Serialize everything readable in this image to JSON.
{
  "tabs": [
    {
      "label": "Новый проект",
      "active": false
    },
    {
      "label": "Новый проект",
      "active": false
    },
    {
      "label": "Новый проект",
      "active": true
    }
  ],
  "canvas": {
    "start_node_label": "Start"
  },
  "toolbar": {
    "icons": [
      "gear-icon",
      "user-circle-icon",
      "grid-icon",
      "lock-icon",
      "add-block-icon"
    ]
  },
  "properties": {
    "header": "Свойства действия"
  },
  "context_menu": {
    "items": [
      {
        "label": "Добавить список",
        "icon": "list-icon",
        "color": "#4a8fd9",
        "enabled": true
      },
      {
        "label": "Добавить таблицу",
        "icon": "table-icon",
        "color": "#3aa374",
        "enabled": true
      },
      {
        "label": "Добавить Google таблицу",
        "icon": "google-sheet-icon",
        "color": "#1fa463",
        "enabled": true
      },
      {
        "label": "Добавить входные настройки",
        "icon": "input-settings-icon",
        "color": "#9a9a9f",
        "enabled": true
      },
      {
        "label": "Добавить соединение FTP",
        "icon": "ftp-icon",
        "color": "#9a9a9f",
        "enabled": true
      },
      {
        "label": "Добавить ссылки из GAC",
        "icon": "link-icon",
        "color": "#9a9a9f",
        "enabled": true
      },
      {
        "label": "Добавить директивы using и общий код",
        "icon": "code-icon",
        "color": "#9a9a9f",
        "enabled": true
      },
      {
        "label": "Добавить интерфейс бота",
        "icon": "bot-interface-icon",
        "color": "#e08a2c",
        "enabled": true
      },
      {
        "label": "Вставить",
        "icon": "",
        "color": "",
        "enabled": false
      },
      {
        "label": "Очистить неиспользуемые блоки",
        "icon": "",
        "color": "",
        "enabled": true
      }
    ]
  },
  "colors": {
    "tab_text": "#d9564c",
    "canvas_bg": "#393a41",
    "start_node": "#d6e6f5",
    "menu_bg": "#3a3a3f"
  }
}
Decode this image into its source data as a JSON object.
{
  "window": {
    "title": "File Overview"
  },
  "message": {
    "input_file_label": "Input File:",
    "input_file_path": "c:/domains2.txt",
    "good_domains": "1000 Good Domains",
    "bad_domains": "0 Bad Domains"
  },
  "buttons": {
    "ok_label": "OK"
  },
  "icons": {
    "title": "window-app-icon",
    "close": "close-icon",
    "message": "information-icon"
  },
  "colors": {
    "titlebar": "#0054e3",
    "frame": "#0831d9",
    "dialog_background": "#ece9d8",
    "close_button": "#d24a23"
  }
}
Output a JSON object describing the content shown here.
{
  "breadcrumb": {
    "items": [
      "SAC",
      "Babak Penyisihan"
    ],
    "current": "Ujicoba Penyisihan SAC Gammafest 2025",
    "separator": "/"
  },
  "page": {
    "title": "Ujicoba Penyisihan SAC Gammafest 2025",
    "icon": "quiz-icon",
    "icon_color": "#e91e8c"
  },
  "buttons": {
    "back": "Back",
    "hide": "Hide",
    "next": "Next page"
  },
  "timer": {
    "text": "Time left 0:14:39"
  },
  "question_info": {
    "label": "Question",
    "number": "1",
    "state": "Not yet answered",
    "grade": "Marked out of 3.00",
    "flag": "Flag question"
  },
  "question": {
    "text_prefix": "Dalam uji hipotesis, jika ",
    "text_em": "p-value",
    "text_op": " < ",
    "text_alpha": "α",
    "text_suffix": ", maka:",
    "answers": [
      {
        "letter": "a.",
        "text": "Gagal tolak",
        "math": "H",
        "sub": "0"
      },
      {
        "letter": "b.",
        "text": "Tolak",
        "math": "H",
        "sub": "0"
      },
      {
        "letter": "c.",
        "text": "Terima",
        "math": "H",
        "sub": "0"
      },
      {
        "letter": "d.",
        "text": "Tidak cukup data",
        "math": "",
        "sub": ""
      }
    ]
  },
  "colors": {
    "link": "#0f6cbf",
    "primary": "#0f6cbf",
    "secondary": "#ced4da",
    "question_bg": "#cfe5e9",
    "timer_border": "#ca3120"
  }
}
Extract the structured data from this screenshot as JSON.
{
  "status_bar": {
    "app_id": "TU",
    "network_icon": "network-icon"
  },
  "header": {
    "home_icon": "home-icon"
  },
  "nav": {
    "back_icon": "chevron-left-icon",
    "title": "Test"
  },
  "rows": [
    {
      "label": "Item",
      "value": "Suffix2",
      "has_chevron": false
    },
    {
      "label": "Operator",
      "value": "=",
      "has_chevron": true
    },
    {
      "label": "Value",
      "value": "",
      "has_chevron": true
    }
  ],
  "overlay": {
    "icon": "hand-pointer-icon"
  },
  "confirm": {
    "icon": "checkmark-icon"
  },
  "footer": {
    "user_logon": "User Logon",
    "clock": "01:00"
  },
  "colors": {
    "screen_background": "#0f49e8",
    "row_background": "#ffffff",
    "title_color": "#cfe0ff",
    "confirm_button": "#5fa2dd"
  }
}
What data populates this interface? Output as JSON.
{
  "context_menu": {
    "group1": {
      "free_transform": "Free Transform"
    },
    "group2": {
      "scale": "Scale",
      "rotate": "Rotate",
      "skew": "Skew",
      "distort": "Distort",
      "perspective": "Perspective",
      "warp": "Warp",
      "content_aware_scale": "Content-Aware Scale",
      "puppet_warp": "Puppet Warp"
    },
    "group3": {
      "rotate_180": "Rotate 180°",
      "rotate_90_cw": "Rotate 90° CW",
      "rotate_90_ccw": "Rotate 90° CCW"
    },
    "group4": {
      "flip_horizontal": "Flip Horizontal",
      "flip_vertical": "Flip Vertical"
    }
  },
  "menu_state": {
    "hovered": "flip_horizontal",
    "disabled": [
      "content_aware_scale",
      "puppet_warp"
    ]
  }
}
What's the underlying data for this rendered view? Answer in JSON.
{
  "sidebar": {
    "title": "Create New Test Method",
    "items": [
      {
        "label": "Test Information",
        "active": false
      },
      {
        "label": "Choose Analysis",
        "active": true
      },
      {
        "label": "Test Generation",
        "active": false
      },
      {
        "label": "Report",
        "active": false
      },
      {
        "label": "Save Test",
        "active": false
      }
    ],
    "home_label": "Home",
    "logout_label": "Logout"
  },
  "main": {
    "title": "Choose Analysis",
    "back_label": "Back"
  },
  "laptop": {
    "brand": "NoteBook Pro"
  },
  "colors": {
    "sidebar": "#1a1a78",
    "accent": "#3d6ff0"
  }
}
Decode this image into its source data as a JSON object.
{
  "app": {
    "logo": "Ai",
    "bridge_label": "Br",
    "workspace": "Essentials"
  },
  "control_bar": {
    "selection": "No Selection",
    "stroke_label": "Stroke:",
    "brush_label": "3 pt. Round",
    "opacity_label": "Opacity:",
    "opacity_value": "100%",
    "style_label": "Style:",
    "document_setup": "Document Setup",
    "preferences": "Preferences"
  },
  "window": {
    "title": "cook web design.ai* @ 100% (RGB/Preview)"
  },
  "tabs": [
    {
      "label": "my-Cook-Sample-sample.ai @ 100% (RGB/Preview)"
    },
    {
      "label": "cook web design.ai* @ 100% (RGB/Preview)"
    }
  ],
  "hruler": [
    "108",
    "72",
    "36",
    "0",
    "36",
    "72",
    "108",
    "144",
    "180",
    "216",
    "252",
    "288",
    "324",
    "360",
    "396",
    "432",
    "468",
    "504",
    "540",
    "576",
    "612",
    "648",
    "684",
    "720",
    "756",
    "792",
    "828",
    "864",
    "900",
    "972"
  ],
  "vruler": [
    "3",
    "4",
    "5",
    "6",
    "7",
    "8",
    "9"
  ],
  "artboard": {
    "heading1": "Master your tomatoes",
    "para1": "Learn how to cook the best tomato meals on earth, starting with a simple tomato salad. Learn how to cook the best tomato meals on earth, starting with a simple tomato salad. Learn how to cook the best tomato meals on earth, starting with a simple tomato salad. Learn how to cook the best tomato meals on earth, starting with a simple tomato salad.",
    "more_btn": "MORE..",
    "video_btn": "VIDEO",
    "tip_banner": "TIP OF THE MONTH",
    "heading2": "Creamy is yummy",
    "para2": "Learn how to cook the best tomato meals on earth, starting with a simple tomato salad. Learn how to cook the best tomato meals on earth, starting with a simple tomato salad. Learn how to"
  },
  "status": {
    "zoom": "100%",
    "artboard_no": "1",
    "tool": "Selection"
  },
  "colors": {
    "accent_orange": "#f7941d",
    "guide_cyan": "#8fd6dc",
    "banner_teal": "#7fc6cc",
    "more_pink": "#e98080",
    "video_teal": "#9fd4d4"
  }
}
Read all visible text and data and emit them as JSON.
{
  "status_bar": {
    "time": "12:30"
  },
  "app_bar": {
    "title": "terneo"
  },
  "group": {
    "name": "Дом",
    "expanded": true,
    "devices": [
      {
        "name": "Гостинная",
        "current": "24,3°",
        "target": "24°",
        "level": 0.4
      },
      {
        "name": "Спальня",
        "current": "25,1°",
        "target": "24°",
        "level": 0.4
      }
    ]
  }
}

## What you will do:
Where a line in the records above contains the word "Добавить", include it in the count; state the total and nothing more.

## Your response:
8